▶ DIRECTIONS: The range runs from the line containing "Extract the structured" to the last line of the entries. Restate those lines word for word, without the pictures.

▶ SUPPLIED RECORDS:
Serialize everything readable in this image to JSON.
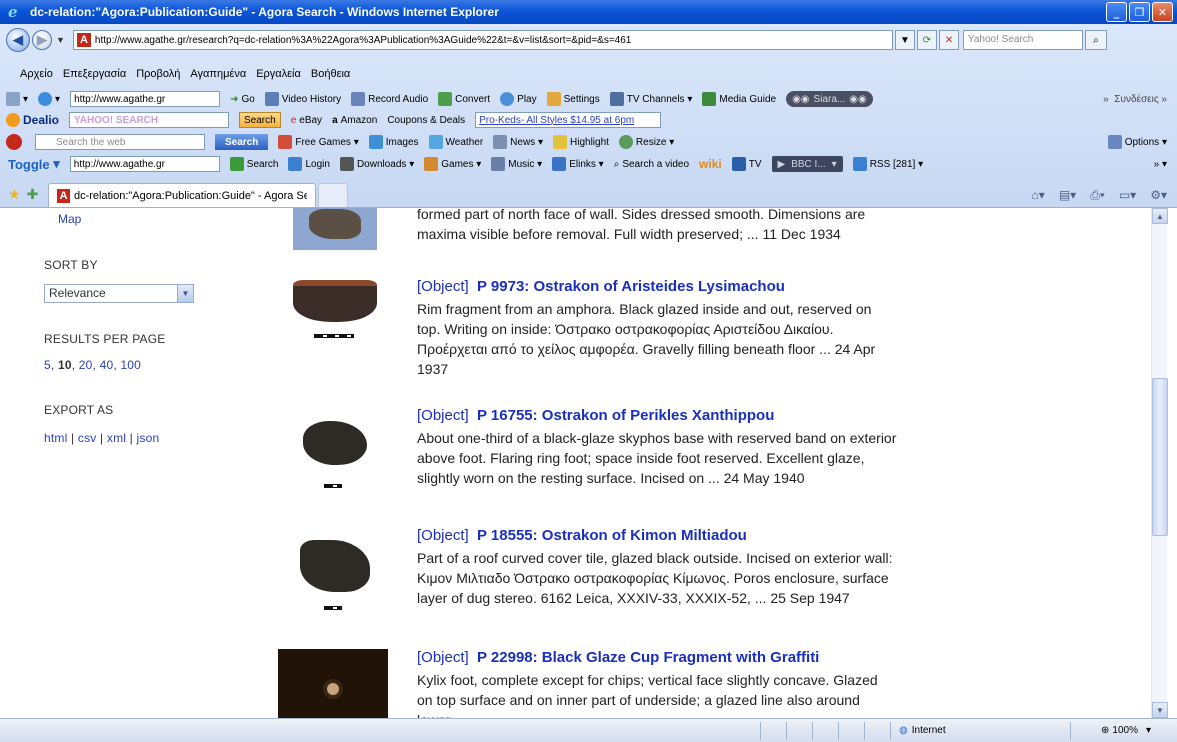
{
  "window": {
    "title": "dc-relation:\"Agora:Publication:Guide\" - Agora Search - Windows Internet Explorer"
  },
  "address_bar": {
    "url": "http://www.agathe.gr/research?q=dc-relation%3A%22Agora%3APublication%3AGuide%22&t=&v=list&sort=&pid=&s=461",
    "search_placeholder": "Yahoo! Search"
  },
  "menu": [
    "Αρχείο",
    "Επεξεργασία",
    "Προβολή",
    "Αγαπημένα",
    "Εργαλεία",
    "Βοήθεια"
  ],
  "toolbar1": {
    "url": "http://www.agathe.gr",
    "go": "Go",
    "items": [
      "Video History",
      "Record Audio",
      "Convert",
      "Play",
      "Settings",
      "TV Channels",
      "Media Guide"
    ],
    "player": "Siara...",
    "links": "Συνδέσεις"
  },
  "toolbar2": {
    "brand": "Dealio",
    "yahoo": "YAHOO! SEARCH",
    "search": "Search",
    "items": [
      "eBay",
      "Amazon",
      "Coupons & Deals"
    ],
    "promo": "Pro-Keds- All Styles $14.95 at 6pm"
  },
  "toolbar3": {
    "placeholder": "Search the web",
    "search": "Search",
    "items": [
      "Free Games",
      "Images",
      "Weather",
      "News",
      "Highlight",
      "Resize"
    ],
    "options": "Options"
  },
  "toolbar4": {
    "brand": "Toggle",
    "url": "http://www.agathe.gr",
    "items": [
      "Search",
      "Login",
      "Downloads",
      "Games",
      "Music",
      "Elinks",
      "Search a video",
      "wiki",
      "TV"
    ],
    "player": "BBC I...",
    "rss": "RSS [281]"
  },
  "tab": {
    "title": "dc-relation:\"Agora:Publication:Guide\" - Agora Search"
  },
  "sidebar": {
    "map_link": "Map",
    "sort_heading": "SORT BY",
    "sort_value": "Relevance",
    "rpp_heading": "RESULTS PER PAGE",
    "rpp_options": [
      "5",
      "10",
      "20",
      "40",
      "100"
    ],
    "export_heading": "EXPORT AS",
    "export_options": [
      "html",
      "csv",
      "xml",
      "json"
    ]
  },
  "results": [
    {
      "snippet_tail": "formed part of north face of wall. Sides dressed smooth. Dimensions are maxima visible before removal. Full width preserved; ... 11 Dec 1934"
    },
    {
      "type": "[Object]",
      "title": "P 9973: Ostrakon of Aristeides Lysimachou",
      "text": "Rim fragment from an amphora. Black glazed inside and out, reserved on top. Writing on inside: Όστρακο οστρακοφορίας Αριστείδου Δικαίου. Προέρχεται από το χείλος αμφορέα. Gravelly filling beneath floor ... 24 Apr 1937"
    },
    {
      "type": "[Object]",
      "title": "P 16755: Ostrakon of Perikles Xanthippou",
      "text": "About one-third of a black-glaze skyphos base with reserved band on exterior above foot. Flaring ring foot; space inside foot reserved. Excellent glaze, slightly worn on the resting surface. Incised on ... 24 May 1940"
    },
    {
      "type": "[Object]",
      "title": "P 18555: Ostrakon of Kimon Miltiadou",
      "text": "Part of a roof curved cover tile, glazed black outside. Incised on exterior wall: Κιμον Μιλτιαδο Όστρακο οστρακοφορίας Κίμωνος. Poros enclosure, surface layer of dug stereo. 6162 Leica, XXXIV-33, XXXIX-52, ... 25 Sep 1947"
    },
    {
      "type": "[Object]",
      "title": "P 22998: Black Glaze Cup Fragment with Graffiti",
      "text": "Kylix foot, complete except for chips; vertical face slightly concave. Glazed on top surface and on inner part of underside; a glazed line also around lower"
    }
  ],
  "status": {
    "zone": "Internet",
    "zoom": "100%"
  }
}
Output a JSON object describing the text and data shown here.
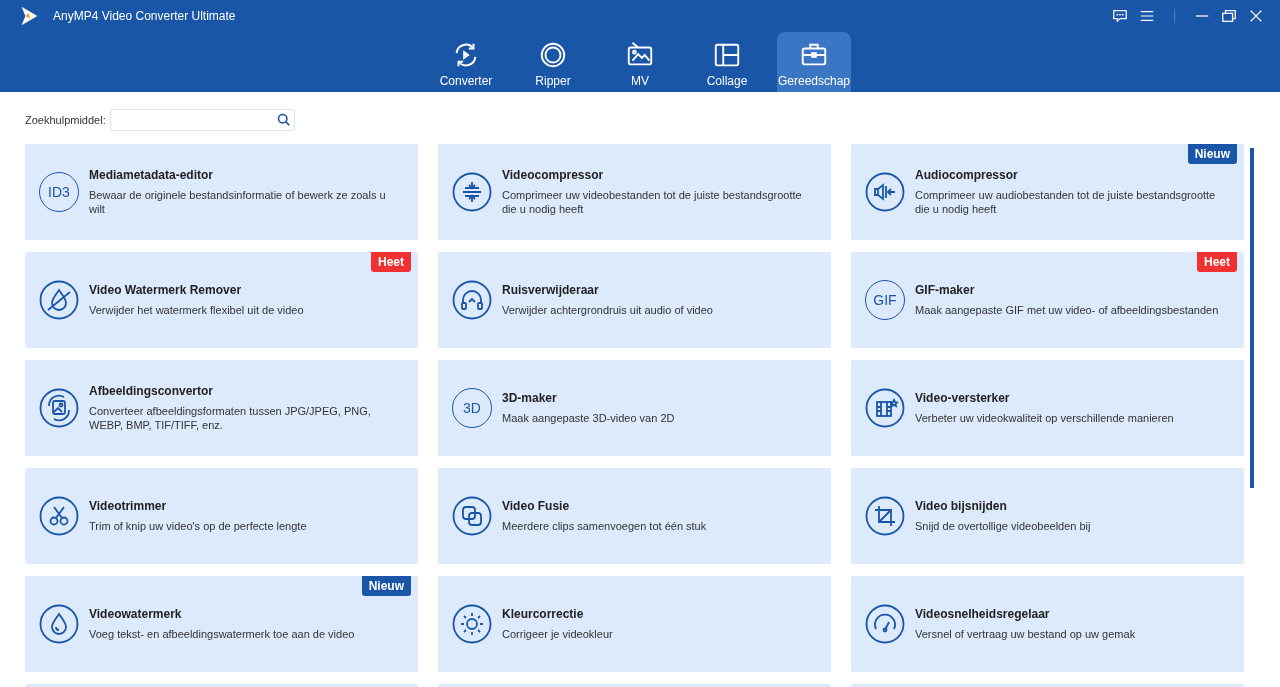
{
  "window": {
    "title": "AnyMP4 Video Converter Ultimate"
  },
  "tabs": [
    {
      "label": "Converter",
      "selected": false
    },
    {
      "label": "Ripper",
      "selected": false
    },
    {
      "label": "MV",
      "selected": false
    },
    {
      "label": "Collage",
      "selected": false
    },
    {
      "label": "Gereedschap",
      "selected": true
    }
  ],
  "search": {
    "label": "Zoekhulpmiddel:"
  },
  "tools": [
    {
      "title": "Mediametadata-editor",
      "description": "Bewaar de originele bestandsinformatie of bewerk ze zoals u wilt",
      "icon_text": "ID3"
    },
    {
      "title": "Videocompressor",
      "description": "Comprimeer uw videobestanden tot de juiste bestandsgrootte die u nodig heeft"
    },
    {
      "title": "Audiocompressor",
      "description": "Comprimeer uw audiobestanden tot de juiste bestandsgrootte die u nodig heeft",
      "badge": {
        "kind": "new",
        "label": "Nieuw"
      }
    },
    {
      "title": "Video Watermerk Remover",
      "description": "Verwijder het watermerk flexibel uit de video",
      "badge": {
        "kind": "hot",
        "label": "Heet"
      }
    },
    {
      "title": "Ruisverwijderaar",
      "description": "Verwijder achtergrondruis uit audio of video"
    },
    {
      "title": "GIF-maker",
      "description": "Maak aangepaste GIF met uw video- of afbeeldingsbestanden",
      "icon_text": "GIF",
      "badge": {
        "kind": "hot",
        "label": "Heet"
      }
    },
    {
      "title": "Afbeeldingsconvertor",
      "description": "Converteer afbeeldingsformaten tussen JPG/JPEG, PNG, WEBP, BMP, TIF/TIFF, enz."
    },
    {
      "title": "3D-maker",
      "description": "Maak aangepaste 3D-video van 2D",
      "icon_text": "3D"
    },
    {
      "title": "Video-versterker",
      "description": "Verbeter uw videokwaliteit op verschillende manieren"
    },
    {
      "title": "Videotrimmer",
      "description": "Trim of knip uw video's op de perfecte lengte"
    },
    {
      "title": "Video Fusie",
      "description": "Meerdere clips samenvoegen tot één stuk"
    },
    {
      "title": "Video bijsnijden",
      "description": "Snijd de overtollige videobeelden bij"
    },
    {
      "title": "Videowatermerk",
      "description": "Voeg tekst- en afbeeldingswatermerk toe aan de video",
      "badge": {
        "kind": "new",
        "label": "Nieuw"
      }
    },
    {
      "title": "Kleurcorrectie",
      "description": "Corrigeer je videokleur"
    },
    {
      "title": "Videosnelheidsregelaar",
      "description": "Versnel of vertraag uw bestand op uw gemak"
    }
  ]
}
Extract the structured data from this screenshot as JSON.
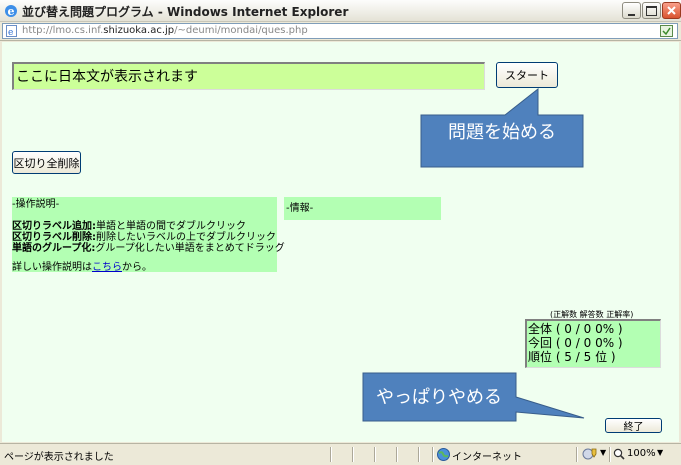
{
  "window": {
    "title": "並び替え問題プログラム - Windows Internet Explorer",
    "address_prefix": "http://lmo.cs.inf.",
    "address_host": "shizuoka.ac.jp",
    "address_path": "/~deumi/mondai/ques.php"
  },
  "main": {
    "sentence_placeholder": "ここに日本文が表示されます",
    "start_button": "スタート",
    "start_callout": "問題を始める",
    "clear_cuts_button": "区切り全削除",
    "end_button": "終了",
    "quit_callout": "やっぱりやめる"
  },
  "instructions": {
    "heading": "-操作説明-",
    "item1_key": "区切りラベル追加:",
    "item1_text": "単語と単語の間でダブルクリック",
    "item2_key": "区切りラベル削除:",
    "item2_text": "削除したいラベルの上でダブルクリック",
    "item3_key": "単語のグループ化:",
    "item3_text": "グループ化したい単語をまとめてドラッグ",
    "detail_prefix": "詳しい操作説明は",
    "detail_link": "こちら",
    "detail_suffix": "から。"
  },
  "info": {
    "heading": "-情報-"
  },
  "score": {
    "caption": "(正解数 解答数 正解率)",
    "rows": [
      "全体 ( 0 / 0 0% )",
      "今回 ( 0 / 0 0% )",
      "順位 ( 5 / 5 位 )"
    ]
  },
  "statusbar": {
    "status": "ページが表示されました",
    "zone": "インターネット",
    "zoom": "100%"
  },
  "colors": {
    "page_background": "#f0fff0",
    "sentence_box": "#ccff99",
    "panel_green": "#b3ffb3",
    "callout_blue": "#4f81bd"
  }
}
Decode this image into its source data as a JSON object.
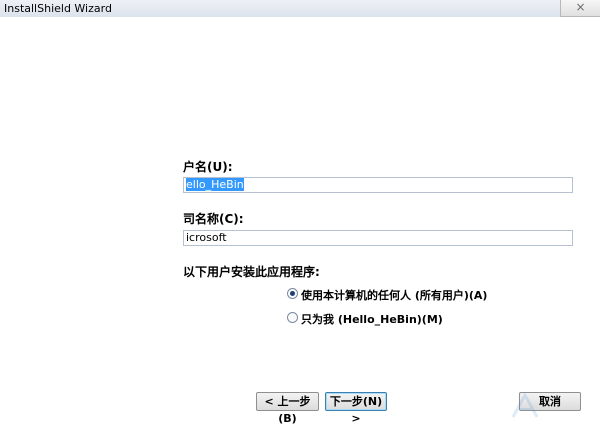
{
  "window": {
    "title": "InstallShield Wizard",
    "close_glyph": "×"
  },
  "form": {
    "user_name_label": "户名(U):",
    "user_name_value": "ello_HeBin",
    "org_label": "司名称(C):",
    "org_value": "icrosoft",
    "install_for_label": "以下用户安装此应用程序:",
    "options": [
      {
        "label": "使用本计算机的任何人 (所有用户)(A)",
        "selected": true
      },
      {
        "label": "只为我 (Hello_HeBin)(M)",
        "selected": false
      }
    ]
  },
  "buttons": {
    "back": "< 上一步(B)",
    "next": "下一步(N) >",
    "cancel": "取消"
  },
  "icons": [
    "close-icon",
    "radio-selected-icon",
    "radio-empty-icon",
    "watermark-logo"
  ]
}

▶ TASK SOLUTION:
Extract the structured data from this screenshot as JSON.
{
  "window": {
    "title": "並び替え問題プログラム - Windows Internet Explorer",
    "address_prefix": "http://lmo.cs.inf.",
    "address_host": "shizuoka.ac.jp",
    "address_path": "/~deumi/mondai/ques.php"
  },
  "main": {
    "sentence_placeholder": "ここに日本文が表示されます",
    "start_button": "スタート",
    "start_callout": "問題を始める",
    "clear_cuts_button": "区切り全削除",
    "end_button": "終了",
    "quit_callout": "やっぱりやめる"
  },
  "instructions": {
    "heading": "-操作説明-",
    "item1_key": "区切りラベル追加:",
    "item1_text": "単語と単語の間でダブルクリック",
    "item2_key": "区切りラベル削除:",
    "item2_text": "削除したいラベルの上でダブルクリック",
    "item3_key": "単語のグループ化:",
    "item3_text": "グループ化したい単語をまとめてドラッグ",
    "detail_prefix": "詳しい操作説明は",
    "detail_link": "こちら",
    "detail_suffix": "から。"
  },
  "info": {
    "heading": "-情報-"
  },
  "score": {
    "caption": "(正解数 解答数 正解率)",
    "rows": [
      "全体 ( 0 / 0 0% )",
      "今回 ( 0 / 0 0% )",
      "順位 ( 5 / 5 位 )"
    ]
  },
  "statusbar": {
    "status": "ページが表示されました",
    "zone": "インターネット",
    "zoom": "100%"
  },
  "colors": {
    "page_background": "#f0fff0",
    "sentence_box": "#ccff99",
    "panel_green": "#b3ffb3",
    "callout_blue": "#4f81bd"
  }
}
Decode this image into its source data as a JSON object.
{
  "window": {
    "title": "InstallShield Wizard",
    "close_glyph": "×"
  },
  "form": {
    "user_name_label": "户名(U):",
    "user_name_value": "ello_HeBin",
    "org_label": "司名称(C):",
    "org_value": "icrosoft",
    "install_for_label": "以下用户安装此应用程序:",
    "options": [
      {
        "label": "使用本计算机的任何人 (所有用户)(A)",
        "selected": true
      },
      {
        "label": "只为我 (Hello_HeBin)(M)",
        "selected": false
      }
    ]
  },
  "buttons": {
    "back": "< 上一步(B)",
    "next": "下一步(N) >",
    "cancel": "取消"
  },
  "icons": [
    "close-icon",
    "radio-selected-icon",
    "radio-empty-icon",
    "watermark-logo"
  ]
}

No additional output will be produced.